The Nexus 5 also (officially) features a LTE radio. This is nothing new to me, as one could always enable it unofficially on the Nexus 4. But it’s nice to not have to do so every time I reboot the device. I’ve been speed testing the LTE in various places around town, and I’ve never managed to get the 20+Mbps result I got with my N4 once, but I probably got lucky that time. While on the topic of cellular radios, as I suggested earlier, the Nexus 5 is compatible with CDMA networks. Or to be specific, it’s compatible with Sprint. So if you’re a customer of the largest carrier in the United States (Verizon), you’re out of luck thanks to Verizon, Google, and their childish bickering.
I also applaud Google for offering a 32GB variant of the device this time around. I have the 16GB model due to presently being on a slightly-restricted budget, but it’s good to know that Google isn’t trying to shoehorn everyone into their asinine “cloud” vision after all. I really do wish they’d allow an SD card slot though. I’ve got a 32GB one sitting around that I don’t get much use out of.
The Nexus 5 is an upgrade to the Nexus 4 in almost all regards. It’s faster, has a gorgeous screen, (finally) has (official) LTE, and has a design that is (at least in my opinion – I’ve learned that the best way to find out what hell on earth is like is to try to convince people that design sensibilities are objective) substantially better than that of the Nexus 4, which wasn’t particularly ugly to begin with.
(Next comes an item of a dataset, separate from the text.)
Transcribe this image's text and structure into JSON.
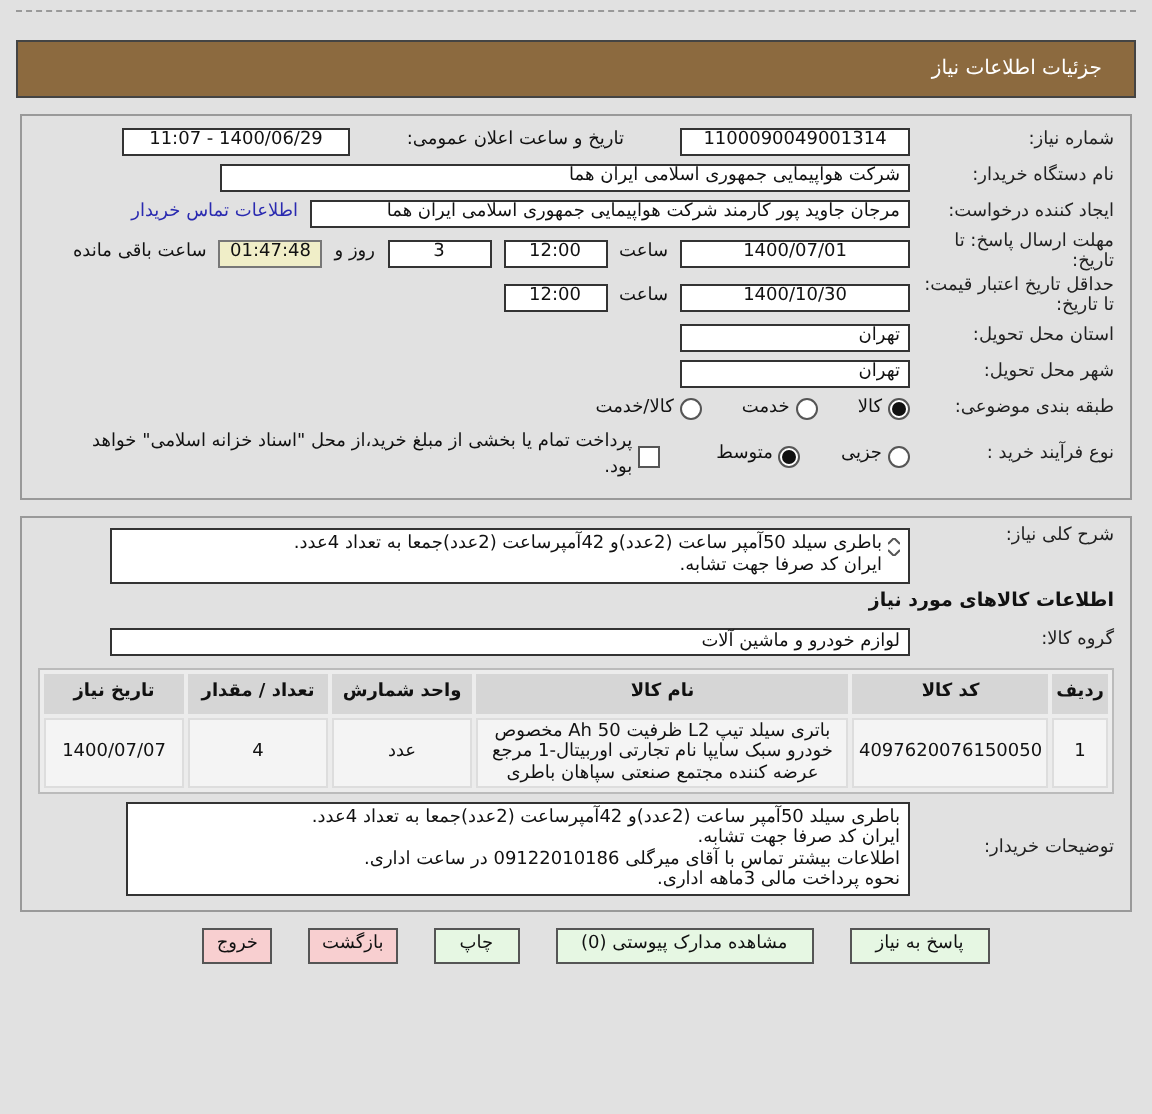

The camera is improved but could still use more improvement, and that’s my only real complaint about the device, and forgivable because it’s only $350. The Nexus 5 isn’t quite the perfect phone, but it’s close. Dare I say it, it’s the best you can get right now. And it’s far better than one could reasonably expect for that price tag. Did I mention that it runs stock Android and comes fully carrier- and bootloader-unlocked?